HOW TO COMPLETE THIS TASK. Start to finish, print the entries exactly, and carry none of the pictures over.

GIVEN INFORMATION.
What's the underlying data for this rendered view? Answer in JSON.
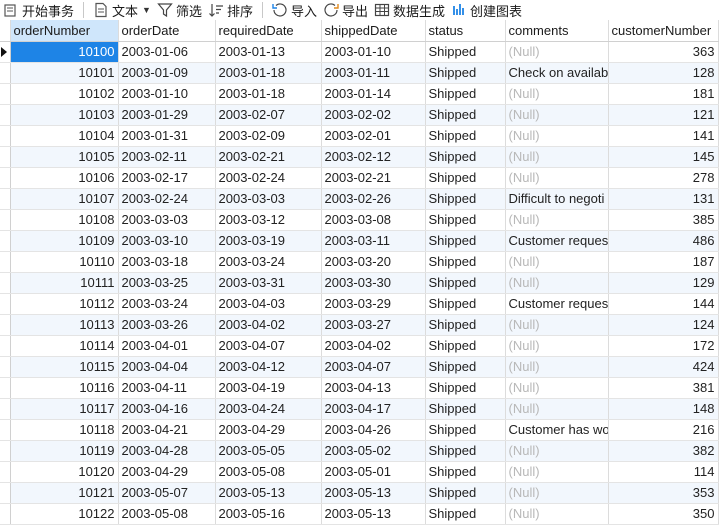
{
  "toolbar": {
    "begin_tx": "开始事务",
    "text": "文本",
    "filter": "筛选",
    "sort": "排序",
    "import": "导入",
    "export": "导出",
    "data_gen": "数据生成",
    "create_chart": "创建图表"
  },
  "columns": [
    "orderNumber",
    "orderDate",
    "requiredDate",
    "shippedDate",
    "status",
    "comments",
    "customerNumber"
  ],
  "null_text": "(Null)",
  "rows": [
    [
      "10100",
      "2003-01-06",
      "2003-01-13",
      "2003-01-10",
      "Shipped",
      "(Null)",
      "363"
    ],
    [
      "10101",
      "2003-01-09",
      "2003-01-18",
      "2003-01-11",
      "Shipped",
      "Check on availabi",
      "128"
    ],
    [
      "10102",
      "2003-01-10",
      "2003-01-18",
      "2003-01-14",
      "Shipped",
      "(Null)",
      "181"
    ],
    [
      "10103",
      "2003-01-29",
      "2003-02-07",
      "2003-02-02",
      "Shipped",
      "(Null)",
      "121"
    ],
    [
      "10104",
      "2003-01-31",
      "2003-02-09",
      "2003-02-01",
      "Shipped",
      "(Null)",
      "141"
    ],
    [
      "10105",
      "2003-02-11",
      "2003-02-21",
      "2003-02-12",
      "Shipped",
      "(Null)",
      "145"
    ],
    [
      "10106",
      "2003-02-17",
      "2003-02-24",
      "2003-02-21",
      "Shipped",
      "(Null)",
      "278"
    ],
    [
      "10107",
      "2003-02-24",
      "2003-03-03",
      "2003-02-26",
      "Shipped",
      "Difficult to negoti",
      "131"
    ],
    [
      "10108",
      "2003-03-03",
      "2003-03-12",
      "2003-03-08",
      "Shipped",
      "(Null)",
      "385"
    ],
    [
      "10109",
      "2003-03-10",
      "2003-03-19",
      "2003-03-11",
      "Shipped",
      "Customer request",
      "486"
    ],
    [
      "10110",
      "2003-03-18",
      "2003-03-24",
      "2003-03-20",
      "Shipped",
      "(Null)",
      "187"
    ],
    [
      "10111",
      "2003-03-25",
      "2003-03-31",
      "2003-03-30",
      "Shipped",
      "(Null)",
      "129"
    ],
    [
      "10112",
      "2003-03-24",
      "2003-04-03",
      "2003-03-29",
      "Shipped",
      "Customer request",
      "144"
    ],
    [
      "10113",
      "2003-03-26",
      "2003-04-02",
      "2003-03-27",
      "Shipped",
      "(Null)",
      "124"
    ],
    [
      "10114",
      "2003-04-01",
      "2003-04-07",
      "2003-04-02",
      "Shipped",
      "(Null)",
      "172"
    ],
    [
      "10115",
      "2003-04-04",
      "2003-04-12",
      "2003-04-07",
      "Shipped",
      "(Null)",
      "424"
    ],
    [
      "10116",
      "2003-04-11",
      "2003-04-19",
      "2003-04-13",
      "Shipped",
      "(Null)",
      "381"
    ],
    [
      "10117",
      "2003-04-16",
      "2003-04-24",
      "2003-04-17",
      "Shipped",
      "(Null)",
      "148"
    ],
    [
      "10118",
      "2003-04-21",
      "2003-04-29",
      "2003-04-26",
      "Shipped",
      "Customer has wor",
      "216"
    ],
    [
      "10119",
      "2003-04-28",
      "2003-05-05",
      "2003-05-02",
      "Shipped",
      "(Null)",
      "382"
    ],
    [
      "10120",
      "2003-04-29",
      "2003-05-08",
      "2003-05-01",
      "Shipped",
      "(Null)",
      "114"
    ],
    [
      "10121",
      "2003-05-07",
      "2003-05-13",
      "2003-05-13",
      "Shipped",
      "(Null)",
      "353"
    ],
    [
      "10122",
      "2003-05-08",
      "2003-05-16",
      "2003-05-13",
      "Shipped",
      "(Null)",
      "350"
    ]
  ],
  "colors": {
    "selection": "#1e84e6",
    "header_selected": "#cfe6fb",
    "alt_row": "#f2f7fd",
    "null_text": "#b8b8b8"
  }
}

YOUR RESPONSE.
What's the underlying data for this rendered view? Answer in JSON.
{
  "toolbar": {
    "begin_tx": "开始事务",
    "text": "文本",
    "filter": "筛选",
    "sort": "排序",
    "import": "导入",
    "export": "导出",
    "data_gen": "数据生成",
    "create_chart": "创建图表"
  },
  "columns": [
    "orderNumber",
    "orderDate",
    "requiredDate",
    "shippedDate",
    "status",
    "comments",
    "customerNumber"
  ],
  "null_text": "(Null)",
  "rows": [
    [
      "10100",
      "2003-01-06",
      "2003-01-13",
      "2003-01-10",
      "Shipped",
      "(Null)",
      "363"
    ],
    [
      "10101",
      "2003-01-09",
      "2003-01-18",
      "2003-01-11",
      "Shipped",
      "Check on availabi",
      "128"
    ],
    [
      "10102",
      "2003-01-10",
      "2003-01-18",
      "2003-01-14",
      "Shipped",
      "(Null)",
      "181"
    ],
    [
      "10103",
      "2003-01-29",
      "2003-02-07",
      "2003-02-02",
      "Shipped",
      "(Null)",
      "121"
    ],
    [
      "10104",
      "2003-01-31",
      "2003-02-09",
      "2003-02-01",
      "Shipped",
      "(Null)",
      "141"
    ],
    [
      "10105",
      "2003-02-11",
      "2003-02-21",
      "2003-02-12",
      "Shipped",
      "(Null)",
      "145"
    ],
    [
      "10106",
      "2003-02-17",
      "2003-02-24",
      "2003-02-21",
      "Shipped",
      "(Null)",
      "278"
    ],
    [
      "10107",
      "2003-02-24",
      "2003-03-03",
      "2003-02-26",
      "Shipped",
      "Difficult to negoti",
      "131"
    ],
    [
      "10108",
      "2003-03-03",
      "2003-03-12",
      "2003-03-08",
      "Shipped",
      "(Null)",
      "385"
    ],
    [
      "10109",
      "2003-03-10",
      "2003-03-19",
      "2003-03-11",
      "Shipped",
      "Customer request",
      "486"
    ],
    [
      "10110",
      "2003-03-18",
      "2003-03-24",
      "2003-03-20",
      "Shipped",
      "(Null)",
      "187"
    ],
    [
      "10111",
      "2003-03-25",
      "2003-03-31",
      "2003-03-30",
      "Shipped",
      "(Null)",
      "129"
    ],
    [
      "10112",
      "2003-03-24",
      "2003-04-03",
      "2003-03-29",
      "Shipped",
      "Customer request",
      "144"
    ],
    [
      "10113",
      "2003-03-26",
      "2003-04-02",
      "2003-03-27",
      "Shipped",
      "(Null)",
      "124"
    ],
    [
      "10114",
      "2003-04-01",
      "2003-04-07",
      "2003-04-02",
      "Shipped",
      "(Null)",
      "172"
    ],
    [
      "10115",
      "2003-04-04",
      "2003-04-12",
      "2003-04-07",
      "Shipped",
      "(Null)",
      "424"
    ],
    [
      "10116",
      "2003-04-11",
      "2003-04-19",
      "2003-04-13",
      "Shipped",
      "(Null)",
      "381"
    ],
    [
      "10117",
      "2003-04-16",
      "2003-04-24",
      "2003-04-17",
      "Shipped",
      "(Null)",
      "148"
    ],
    [
      "10118",
      "2003-04-21",
      "2003-04-29",
      "2003-04-26",
      "Shipped",
      "Customer has wor",
      "216"
    ],
    [
      "10119",
      "2003-04-28",
      "2003-05-05",
      "2003-05-02",
      "Shipped",
      "(Null)",
      "382"
    ],
    [
      "10120",
      "2003-04-29",
      "2003-05-08",
      "2003-05-01",
      "Shipped",
      "(Null)",
      "114"
    ],
    [
      "10121",
      "2003-05-07",
      "2003-05-13",
      "2003-05-13",
      "Shipped",
      "(Null)",
      "353"
    ],
    [
      "10122",
      "2003-05-08",
      "2003-05-16",
      "2003-05-13",
      "Shipped",
      "(Null)",
      "350"
    ]
  ],
  "colors": {
    "selection": "#1e84e6",
    "header_selected": "#cfe6fb",
    "alt_row": "#f2f7fd",
    "null_text": "#b8b8b8"
  }
}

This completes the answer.